When the used bottle is returned, the deposit will be refunded.

Prime Minister David Cameron told the House of Commons yesterday that he supports the scheme.

He said: "I will certainly ask Energy and Climate Change Secretary Chris Huhne to look at this and see if we can take it forward."

The CPRE's research indicated that the refundable deposit would lead to 90 per cent of bottles being returned after use and in this way would reduce litter and help the government reach their target of moving towards a 'zero waste' economy.

They also predicted that the savings made to the general public from the scheme would be about £7 for each household.

CPRE president and bestselling author Bill Bryson said: "These findings throw rational and informed light on an issue that is nonsensically contentious in the UK.

"What sensible nation would not want to capture and recycle its precious and finite resources? What discerning people would not want to enjoy a litter-free environment?

"We have published this research to reignite the debate, so that an effective mechanism which delivers environmental and social benefits in many other countries can be given its proper consideration in the UK."

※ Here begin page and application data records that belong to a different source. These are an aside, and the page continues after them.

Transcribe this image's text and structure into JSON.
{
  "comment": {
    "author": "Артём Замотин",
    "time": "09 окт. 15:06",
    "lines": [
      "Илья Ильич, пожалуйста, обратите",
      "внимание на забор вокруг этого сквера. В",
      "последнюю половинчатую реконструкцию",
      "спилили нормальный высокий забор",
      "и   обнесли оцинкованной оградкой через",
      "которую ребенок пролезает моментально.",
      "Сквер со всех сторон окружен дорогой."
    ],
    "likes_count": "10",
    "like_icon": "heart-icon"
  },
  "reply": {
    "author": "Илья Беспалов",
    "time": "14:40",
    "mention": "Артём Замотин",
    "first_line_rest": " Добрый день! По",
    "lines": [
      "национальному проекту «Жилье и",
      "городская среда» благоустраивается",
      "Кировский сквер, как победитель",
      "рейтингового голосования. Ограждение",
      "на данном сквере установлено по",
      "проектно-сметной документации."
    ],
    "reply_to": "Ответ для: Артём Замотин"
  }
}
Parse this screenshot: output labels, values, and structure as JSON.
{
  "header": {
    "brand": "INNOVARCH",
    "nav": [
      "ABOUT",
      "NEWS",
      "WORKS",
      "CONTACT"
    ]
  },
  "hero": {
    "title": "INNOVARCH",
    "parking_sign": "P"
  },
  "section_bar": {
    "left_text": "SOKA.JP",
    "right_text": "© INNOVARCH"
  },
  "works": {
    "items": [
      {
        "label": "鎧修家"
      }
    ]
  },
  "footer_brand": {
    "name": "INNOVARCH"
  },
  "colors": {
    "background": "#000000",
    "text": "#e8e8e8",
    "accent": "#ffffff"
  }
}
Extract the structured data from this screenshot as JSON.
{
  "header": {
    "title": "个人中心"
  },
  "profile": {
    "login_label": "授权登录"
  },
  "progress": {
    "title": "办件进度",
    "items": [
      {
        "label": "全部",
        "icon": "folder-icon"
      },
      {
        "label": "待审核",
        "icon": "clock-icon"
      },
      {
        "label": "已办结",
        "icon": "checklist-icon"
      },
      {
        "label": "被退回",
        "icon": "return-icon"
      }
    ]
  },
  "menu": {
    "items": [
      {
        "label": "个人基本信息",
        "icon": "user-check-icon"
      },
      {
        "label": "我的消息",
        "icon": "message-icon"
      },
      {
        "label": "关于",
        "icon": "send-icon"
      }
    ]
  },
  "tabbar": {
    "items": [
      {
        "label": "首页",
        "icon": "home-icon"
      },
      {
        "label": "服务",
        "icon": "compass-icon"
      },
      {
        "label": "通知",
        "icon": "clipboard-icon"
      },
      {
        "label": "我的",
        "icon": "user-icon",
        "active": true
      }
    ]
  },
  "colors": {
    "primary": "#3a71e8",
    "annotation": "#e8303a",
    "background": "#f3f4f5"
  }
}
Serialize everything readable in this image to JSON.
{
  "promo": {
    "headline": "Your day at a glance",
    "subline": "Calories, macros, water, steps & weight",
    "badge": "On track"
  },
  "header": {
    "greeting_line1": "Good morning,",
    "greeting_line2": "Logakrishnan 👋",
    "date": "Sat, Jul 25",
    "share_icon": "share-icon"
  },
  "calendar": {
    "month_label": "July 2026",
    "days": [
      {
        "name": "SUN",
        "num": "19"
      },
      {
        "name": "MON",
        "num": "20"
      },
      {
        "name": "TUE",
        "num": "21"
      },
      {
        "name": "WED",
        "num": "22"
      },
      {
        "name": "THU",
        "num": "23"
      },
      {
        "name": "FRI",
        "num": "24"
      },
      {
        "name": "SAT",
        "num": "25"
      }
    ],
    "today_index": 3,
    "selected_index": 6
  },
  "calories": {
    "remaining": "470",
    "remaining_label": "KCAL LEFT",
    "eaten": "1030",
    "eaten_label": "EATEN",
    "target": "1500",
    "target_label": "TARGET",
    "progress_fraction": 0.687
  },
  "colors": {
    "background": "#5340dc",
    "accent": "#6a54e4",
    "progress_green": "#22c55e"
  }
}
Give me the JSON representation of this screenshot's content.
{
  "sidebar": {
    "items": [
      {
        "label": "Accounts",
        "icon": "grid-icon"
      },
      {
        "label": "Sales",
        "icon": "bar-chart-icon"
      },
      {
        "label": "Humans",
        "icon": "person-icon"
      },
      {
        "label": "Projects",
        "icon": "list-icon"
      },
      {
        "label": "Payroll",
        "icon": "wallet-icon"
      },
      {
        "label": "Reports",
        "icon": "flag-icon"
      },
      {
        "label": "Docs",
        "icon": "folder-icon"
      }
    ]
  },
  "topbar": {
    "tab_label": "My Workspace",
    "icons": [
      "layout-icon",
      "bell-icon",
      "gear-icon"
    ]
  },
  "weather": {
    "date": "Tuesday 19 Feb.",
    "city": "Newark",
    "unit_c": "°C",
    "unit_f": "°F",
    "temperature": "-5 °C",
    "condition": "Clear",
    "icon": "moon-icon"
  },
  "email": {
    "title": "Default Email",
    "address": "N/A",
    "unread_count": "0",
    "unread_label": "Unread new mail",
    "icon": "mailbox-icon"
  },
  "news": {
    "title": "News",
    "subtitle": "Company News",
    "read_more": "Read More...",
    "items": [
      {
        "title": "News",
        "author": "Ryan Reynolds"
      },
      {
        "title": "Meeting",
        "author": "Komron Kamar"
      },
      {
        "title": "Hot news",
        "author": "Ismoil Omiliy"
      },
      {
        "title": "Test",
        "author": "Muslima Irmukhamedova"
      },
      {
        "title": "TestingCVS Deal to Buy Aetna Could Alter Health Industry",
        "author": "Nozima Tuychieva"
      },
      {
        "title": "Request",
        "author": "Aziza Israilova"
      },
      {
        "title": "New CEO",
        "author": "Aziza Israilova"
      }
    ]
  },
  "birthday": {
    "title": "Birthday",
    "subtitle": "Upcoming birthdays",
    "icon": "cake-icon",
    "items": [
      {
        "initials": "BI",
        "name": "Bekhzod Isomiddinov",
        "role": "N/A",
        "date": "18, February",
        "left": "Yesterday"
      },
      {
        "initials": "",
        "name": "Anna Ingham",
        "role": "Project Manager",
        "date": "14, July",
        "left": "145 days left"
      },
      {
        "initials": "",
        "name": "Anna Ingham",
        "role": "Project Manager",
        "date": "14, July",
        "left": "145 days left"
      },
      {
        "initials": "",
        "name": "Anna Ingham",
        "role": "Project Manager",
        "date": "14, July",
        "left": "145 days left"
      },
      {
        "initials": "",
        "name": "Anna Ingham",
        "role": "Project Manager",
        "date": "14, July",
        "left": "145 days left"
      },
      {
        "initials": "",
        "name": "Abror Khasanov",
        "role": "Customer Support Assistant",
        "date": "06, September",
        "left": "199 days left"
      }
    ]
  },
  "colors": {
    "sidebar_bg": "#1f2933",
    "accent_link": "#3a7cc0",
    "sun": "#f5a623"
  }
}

What do you think? Would you return your bottles to retrieve your deposit? Leave a comment and share your thoughts.